Again, not a criticism or a contradiction. Just an additional variable that's fairly common when considering gear for landscape photography.

You are absolutely right, Dave. These days I use a 12-24, 24-105, and 100-400 with a 15mm f/2 and 20mm f/1.8 for night sky photography. I usually do not have to carry out my "holy trinity" during the night and I can leave the night primes at home during the day, so I usually only carry at top three lenses around. My "dream" landscape lens would be something like a 16-200mm for FF, I don't even care if it is a constant f/8 :)

Tamron is releasing an aps-c 17-70/2.8 in early jan. That almost covers it if you're willing to forego FF.

Good solid advice that still manages to ignore the most important ingredient, photographic talent. Mads is too modest, the most important component is not to be found in his camera bag but more the photographer who is carrying it. In my opinion too much emphasis on gear and not enough credit given to the photographer.
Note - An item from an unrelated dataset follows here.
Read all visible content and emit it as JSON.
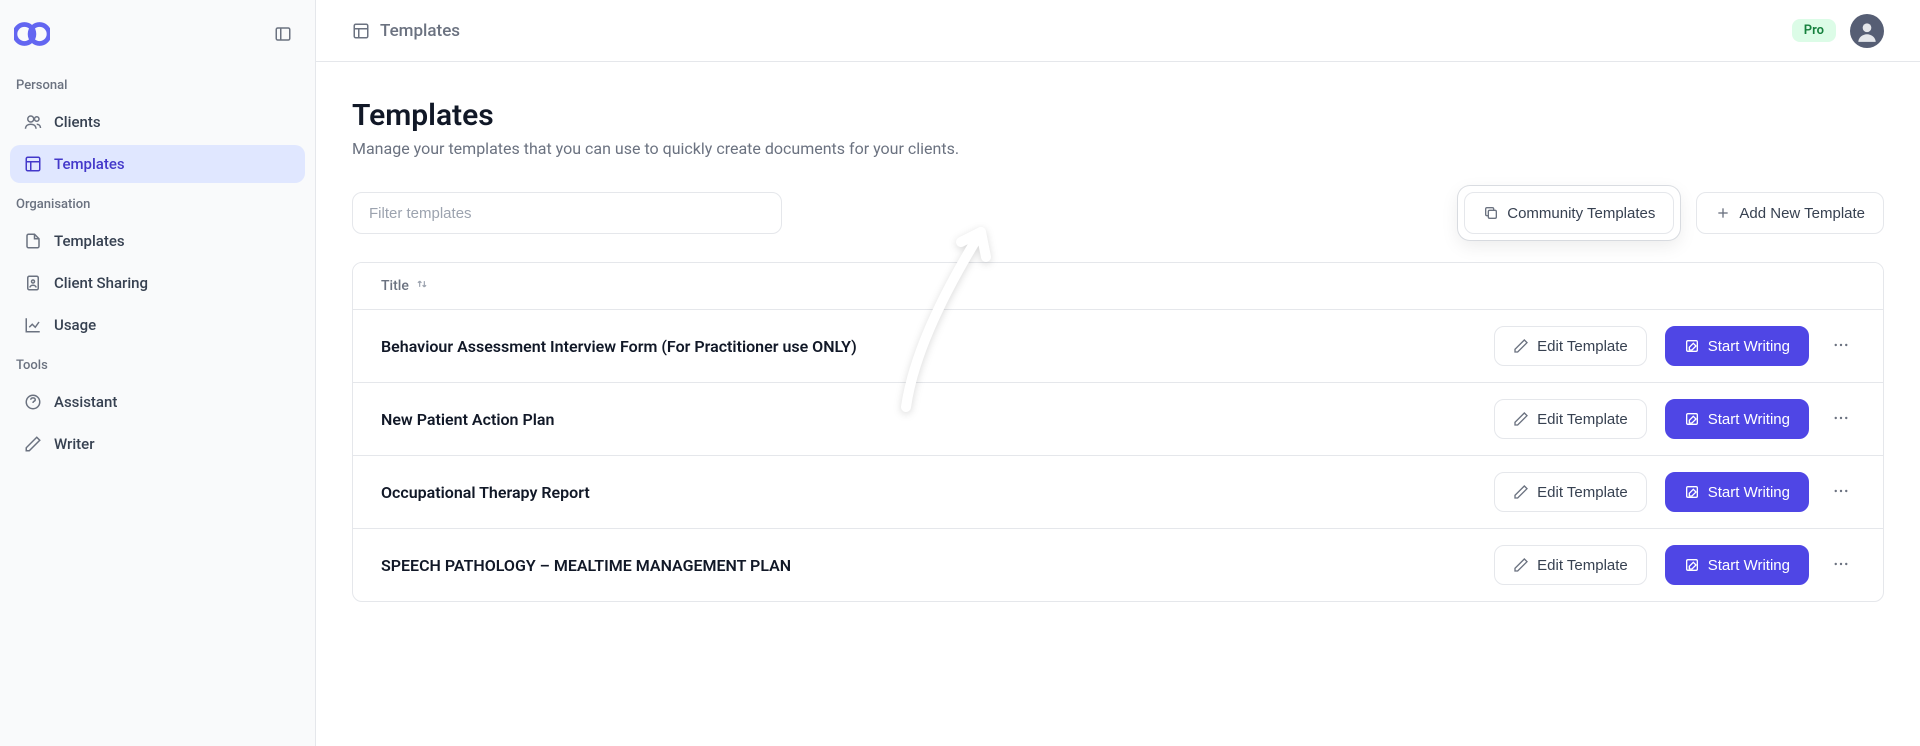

I would bet you could give Mads any camera lens combo send him out on a shoot and he would come back with some great images. That said still a great video with wonderful images from a very talented photographer.

Thank you so much for such kind words, Eric. That is actually an interesting subject, talent :)

Great video Mads and perfect examples! At the moment I've the Tamron 17-28 for my Sony FF and I'm considering buying the new Tamron 28-200 to cover about all focals in only two lens. I think it was a good solution instead the excellent Sony 24-105.

Thanks, Michele. I've actually just invested in the 28-200mm - I have yet to try it out, but if it lives up to the hype, I may get myself a 16-35mm to compliment it. For now, it seems 28mm is broad enough for my woodland photography and I almost never get above 200mm.

Wonderful! So waiting for your review of 28-200mm, please let us know! :)

I'll make sure to make a video about it on my YouTube for sure - when I have enough experience with it :)